Angela Gray (Emma Watson) accuses her father of molestation, only the father can't remember committing the crimes he's accused of. Detective Bruce Kenner (Ethan Hawke), with the help of criminal psychologist Professor Kenneth Raines, starts to investigate Angela's claims, and in the process discovers that an organised satanic ritual may have been performed on the girl.
Regression is set in 1990, a time when Satanism was all the rage and Bealzibub groupies were being blamed for everything bad that happened. To help these so-called victims of satanism remember what had happened to them, they would be "regressed" by a trained professional -- the exact same technique that was used on alien abductees. But Regression would be later withdrawn as a way to treat people that had difficulty remembering traumatic events. As quoted in the film "Today regression therapies have been discredited for generating false memories."

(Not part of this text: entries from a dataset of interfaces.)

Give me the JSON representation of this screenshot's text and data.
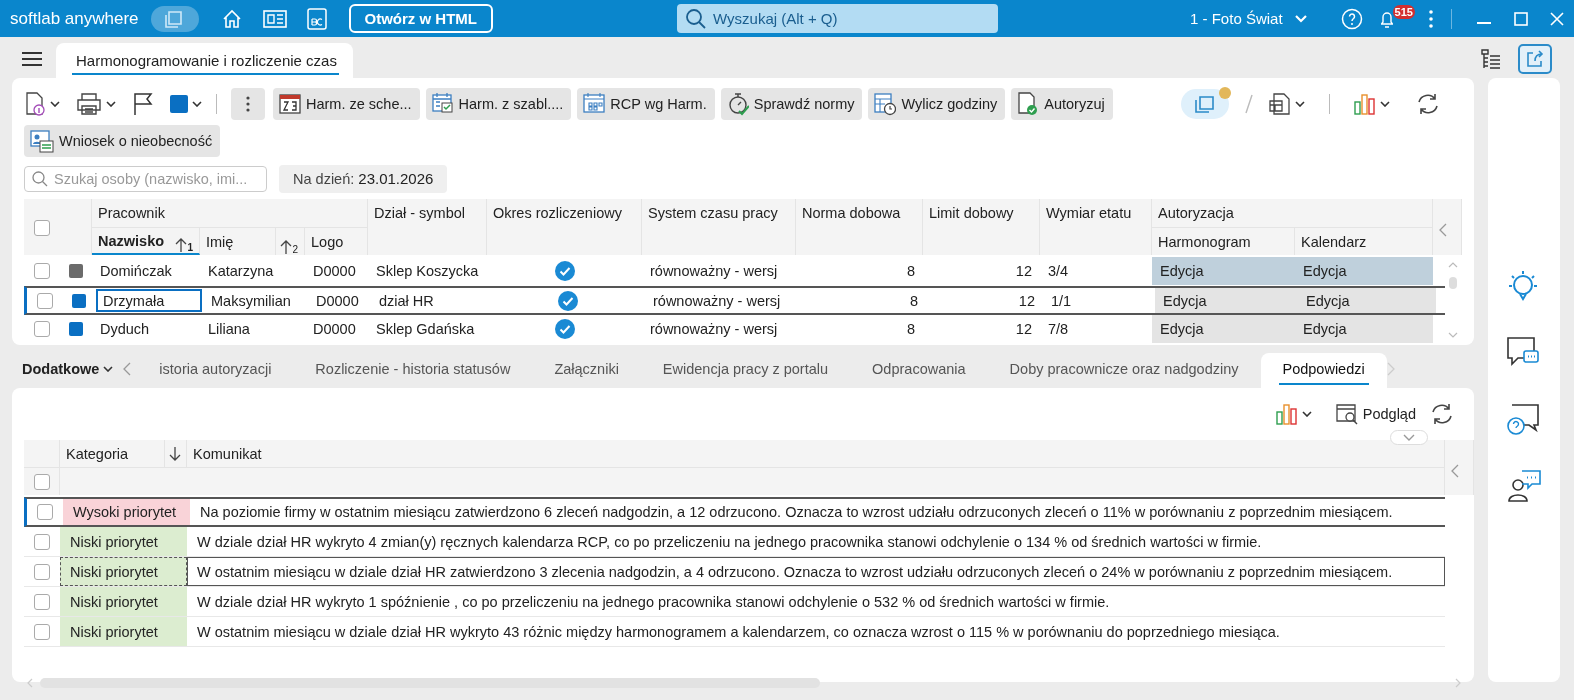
{
  "app_bar": {
    "brand": "softlab anywhere",
    "open_button": "Otwórz w HTML",
    "search": {
      "placeholder": "Wyszukaj (Alt + Q)"
    },
    "company": "1 - Foto Świat",
    "notifications": "515",
    "toggle_on": true
  },
  "tabs": [
    {
      "label": "Harmonogramowanie i rozliczenie czas",
      "selected": true
    }
  ],
  "toolbar": {
    "actions": [
      "Harm. ze sche...",
      "Harm. z szabl....",
      "RCP wg Harm.",
      "Sprawdź normy",
      "Wylicz godziny",
      "Autoryzuj"
    ],
    "second_row": [
      "Wniosek o nieobecność"
    ],
    "toggle_on": true
  },
  "person_search": {
    "placeholder": "Szukaj osoby (nazwisko, imi..."
  },
  "date": "Na dzień: **23.01.2026**",
  "employee_table": {
    "groups": [
      "Pracownik",
      "Autoryzacja"
    ],
    "all_checked": false,
    "columns": [
      {
        "label": "Nazwisko",
        "sort_rank": "1",
        "active": true
      },
      {
        "label": "Imię",
        "sort_rank": "2",
        "active": false
      },
      {
        "label": "Logo"
      },
      {
        "label": "Dział - symbol"
      },
      {
        "label": "Okres rozliczeniowy"
      },
      {
        "label": "System czasu pracy"
      },
      {
        "label": "Norma dobowa"
      },
      {
        "label": "Limit dobowy"
      },
      {
        "label": "Wymiar etatu"
      },
      {
        "label": "Harmonogram"
      },
      {
        "label": "Kalendarz"
      }
    ],
    "rows": [
      {
        "checked": false,
        "selected": false,
        "highlighted": true,
        "color": "#6b6b6b",
        "last_name": "Domińczak",
        "first_name": "Katarzyna",
        "logo": "D0000",
        "department": "Sklep Koszycka",
        "settled": true,
        "work_time_system": "równoważny - wersj",
        "daily_norm": "8",
        "daily_limit": "12",
        "fte": "3/4",
        "schedule_auth": "Edycja",
        "calendar_auth": "Edycja"
      },
      {
        "checked": false,
        "selected": true,
        "highlighted": false,
        "color": "#0a6fc2",
        "last_name": "Drzymała",
        "first_name": "Maksymilian",
        "logo": "D0000",
        "department": "dział HR",
        "settled": true,
        "work_time_system": "równoważny - wersj",
        "daily_norm": "8",
        "daily_limit": "12",
        "fte": "1/1",
        "schedule_auth": "Edycja",
        "calendar_auth": "Edycja"
      },
      {
        "checked": false,
        "selected": false,
        "highlighted": false,
        "color": "#0a6fc2",
        "last_name": "Dyduch",
        "first_name": "Liliana",
        "logo": "D0000",
        "department": "Sklep Gdańska",
        "settled": true,
        "work_time_system": "równoważny - wersj",
        "daily_norm": "8",
        "daily_limit": "12",
        "fte": "7/8",
        "schedule_auth": "Edycja",
        "calendar_auth": "Edycja"
      }
    ]
  },
  "detail_tabs": {
    "menu": "Dodatkowe",
    "tabs": [
      {
        "label": "istoria autoryzacji",
        "selected": false
      },
      {
        "label": "Rozliczenie - historia statusów",
        "selected": false
      },
      {
        "label": "Załączniki",
        "selected": false
      },
      {
        "label": "Ewidencja pracy z portalu",
        "selected": false
      },
      {
        "label": "Odpracowania",
        "selected": false
      },
      {
        "label": "Doby pracownicze oraz nadgodziny",
        "selected": false
      },
      {
        "label": "Podpowiedzi",
        "selected": true
      }
    ]
  },
  "hints": {
    "preview_button": "Podgląd",
    "all_checked": false,
    "columns": [
      {
        "label": "Kategoria"
      },
      {
        "label": "Komunikat"
      }
    ],
    "rows": [
      {
        "checked": false,
        "selected": true,
        "focused": false,
        "category": "Wysoki priorytet",
        "color": "#f9d3d8",
        "message": "Na poziomie firmy w ostatnim miesiącu zatwierdzono 6 zleceń  nadgodzin, a 12 odrzucono. Oznacza to wzrost udziału odrzuconych zleceń o 11% w porównaniu z poprzednim miesiącem."
      },
      {
        "checked": false,
        "selected": false,
        "focused": false,
        "category": "Niski priorytet",
        "color": "#dcedd0",
        "message": "W dziale dział HR wykryto 4 zmian(y) ręcznych kalendarza RCP, co po przeliczeniu na jednego pracownika stanowi odchylenie o 134 % od średnich wartości w firmie."
      },
      {
        "checked": false,
        "selected": false,
        "focused": true,
        "category": "Niski priorytet",
        "color": "#dcedd0",
        "message": "W ostatnim miesiącu w dziale dział HR zatwierdzono 3 zlecenia nadgodzin, a 4 odrzucono. Oznacza to wzrost udziału odrzuconych zleceń o 24% w porównaniu z poprzednim miesiącem."
      },
      {
        "checked": false,
        "selected": false,
        "focused": false,
        "category": "Niski priorytet",
        "color": "#dcedd0",
        "message": "W dziale dział HR wykryto 1 spóźnienie , co po przeliczeniu na jednego pracownika stanowi odchylenie o 532 % od średnich wartości w firmie."
      },
      {
        "checked": false,
        "selected": false,
        "focused": false,
        "category": "Niski priorytet",
        "color": "#dcedd0",
        "message": "W ostatnim miesiącu w dziale dział HR wykryto 43 różnic  między harmonogramem a kalendarzem, co oznacza wzrost o 115 % w porównaniu do poprzedniego miesiąca."
      }
    ]
  }
}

Written and directed by Chilean helmer Alejandro Amenábar, a filmmaker that has impressed us with previous efforts like Thesis, The Others and The Sea Inside. With his latest film Regression, Amenábar examines the effects on a religious family when accusations of Satanic molestation are raised at the father, and to a lesser extent, how the community reacts. But the main focus is on the investigator Bruce Kenner, and the alleged victim Angela.
The craggy Ethan Hawke plays a skeptical detective who's in charge of the investigation. Hawke does a great job showing Kenner's ambivalence with his dynamic facial features, as he starts off as a firm non-believer. Then as sleep deprivation and hysteria take hold he begins to questions his sanity and starts to believe that just maybe there's something evil interfering with the case after all. Hawke has the chops, talent and charisma to elevate mediocre material such as this, and that's exactly what we get to watch here. A lesser actor in this role simply couldn't have pulled it off, and for that Amenábar has much to thank Ethan Hawke for.

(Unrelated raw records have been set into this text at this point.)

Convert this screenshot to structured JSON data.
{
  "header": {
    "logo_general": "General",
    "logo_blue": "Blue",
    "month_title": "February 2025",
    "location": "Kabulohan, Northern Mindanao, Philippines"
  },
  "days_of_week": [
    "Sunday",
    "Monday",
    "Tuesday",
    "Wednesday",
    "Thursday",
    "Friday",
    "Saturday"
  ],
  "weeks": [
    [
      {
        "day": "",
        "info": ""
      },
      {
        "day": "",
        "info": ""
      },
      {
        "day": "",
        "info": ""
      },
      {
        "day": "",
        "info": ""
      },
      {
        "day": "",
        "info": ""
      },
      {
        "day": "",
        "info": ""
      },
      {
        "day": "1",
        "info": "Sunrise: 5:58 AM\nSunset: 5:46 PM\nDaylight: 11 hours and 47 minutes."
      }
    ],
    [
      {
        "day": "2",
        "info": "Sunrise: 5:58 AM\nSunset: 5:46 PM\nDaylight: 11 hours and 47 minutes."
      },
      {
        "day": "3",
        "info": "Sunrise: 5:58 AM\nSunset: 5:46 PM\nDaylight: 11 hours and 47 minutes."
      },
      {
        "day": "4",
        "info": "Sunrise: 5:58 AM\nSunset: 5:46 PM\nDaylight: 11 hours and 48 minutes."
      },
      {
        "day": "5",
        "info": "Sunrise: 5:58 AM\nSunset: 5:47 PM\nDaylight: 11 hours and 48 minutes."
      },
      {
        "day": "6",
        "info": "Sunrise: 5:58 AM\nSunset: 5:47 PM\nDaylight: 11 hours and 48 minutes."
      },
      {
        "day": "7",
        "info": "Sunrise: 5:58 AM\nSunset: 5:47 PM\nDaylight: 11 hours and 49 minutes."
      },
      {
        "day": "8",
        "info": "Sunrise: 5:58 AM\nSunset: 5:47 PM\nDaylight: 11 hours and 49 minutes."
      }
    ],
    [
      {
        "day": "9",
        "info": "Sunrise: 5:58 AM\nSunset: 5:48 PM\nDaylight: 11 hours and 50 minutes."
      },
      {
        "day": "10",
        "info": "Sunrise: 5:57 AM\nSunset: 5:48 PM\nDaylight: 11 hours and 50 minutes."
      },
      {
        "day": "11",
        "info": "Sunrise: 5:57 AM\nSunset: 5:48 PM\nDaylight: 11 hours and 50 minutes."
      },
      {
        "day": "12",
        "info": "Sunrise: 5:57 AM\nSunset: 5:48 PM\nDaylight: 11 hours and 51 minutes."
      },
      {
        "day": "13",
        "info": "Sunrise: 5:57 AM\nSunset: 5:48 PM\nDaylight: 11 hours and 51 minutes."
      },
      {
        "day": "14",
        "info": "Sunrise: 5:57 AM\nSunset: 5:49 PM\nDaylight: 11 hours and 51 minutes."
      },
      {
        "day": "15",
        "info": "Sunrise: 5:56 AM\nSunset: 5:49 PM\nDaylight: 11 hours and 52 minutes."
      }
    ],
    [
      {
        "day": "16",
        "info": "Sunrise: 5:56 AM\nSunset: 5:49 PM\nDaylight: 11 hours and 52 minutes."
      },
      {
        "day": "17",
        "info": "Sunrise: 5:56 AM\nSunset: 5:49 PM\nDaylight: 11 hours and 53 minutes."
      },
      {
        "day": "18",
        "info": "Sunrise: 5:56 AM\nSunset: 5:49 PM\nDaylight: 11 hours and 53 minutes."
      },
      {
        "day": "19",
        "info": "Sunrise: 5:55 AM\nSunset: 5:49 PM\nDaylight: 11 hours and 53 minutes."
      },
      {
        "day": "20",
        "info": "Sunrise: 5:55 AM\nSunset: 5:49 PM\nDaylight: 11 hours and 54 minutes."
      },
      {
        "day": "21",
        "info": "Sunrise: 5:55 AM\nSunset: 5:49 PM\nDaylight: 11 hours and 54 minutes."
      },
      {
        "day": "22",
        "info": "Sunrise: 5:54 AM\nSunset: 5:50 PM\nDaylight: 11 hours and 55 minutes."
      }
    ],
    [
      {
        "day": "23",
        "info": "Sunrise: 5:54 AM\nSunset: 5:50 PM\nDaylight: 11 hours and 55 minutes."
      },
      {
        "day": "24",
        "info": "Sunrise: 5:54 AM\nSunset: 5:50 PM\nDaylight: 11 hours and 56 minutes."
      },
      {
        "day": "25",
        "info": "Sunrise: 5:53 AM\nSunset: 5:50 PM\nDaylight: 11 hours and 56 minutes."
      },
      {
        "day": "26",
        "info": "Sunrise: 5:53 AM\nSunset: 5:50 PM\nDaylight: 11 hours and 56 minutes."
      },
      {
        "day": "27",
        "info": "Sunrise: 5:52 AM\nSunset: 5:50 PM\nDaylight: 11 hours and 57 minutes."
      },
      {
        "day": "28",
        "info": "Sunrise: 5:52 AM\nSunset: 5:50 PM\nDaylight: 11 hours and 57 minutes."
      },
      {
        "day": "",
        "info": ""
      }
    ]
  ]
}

Co-star Emma Watson has less to do than Hawke, however the actress gets to show off enough of her talent to impress and keep fans happy. Watson will no doubt be the reason why many folk will want to see this film. She appears to be selective when choosing her roles, and I'm certain she has offers coming at her non stop, but the actress never fails to entertain the audience. Watson's Angela character has enough depth and emotion to keep her scenes interesting, and it shows a certain level of acting maturity that the young actress can hold her own when playing next to an experienced thespian like Ethan Hawke. The popular and talented David Thewlis completes the main characters, as he plays a professor who's advising our hero. The remaining cast is made up of more fantastic actors, who each bring their A game to the project. The acting is extremely good throughout the movie, from the bit players right on up.

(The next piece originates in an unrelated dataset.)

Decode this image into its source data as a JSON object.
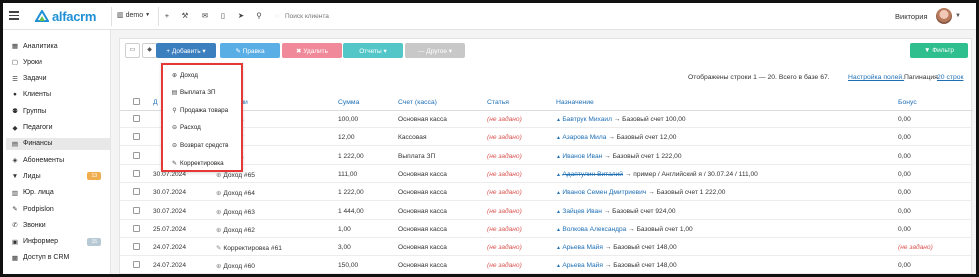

Daniel Aranyó's photography was wonderful, with the entire film shot in a dull palate helping to set the mood and tone. Roque Baños's fantastic score also aided with the mood of the film. Taken as a whole, Alejandro Amenábar's latest effort is beautifully made, but at the same time it's lacking when it comes to simple entertainment value, which ultimately is what most people require when watching any movie. As far as the message Amenábar is trying to impart, at that Regression seems to succeed. It's far from the filmmaker's best, but it's still a very watchable movie.Share: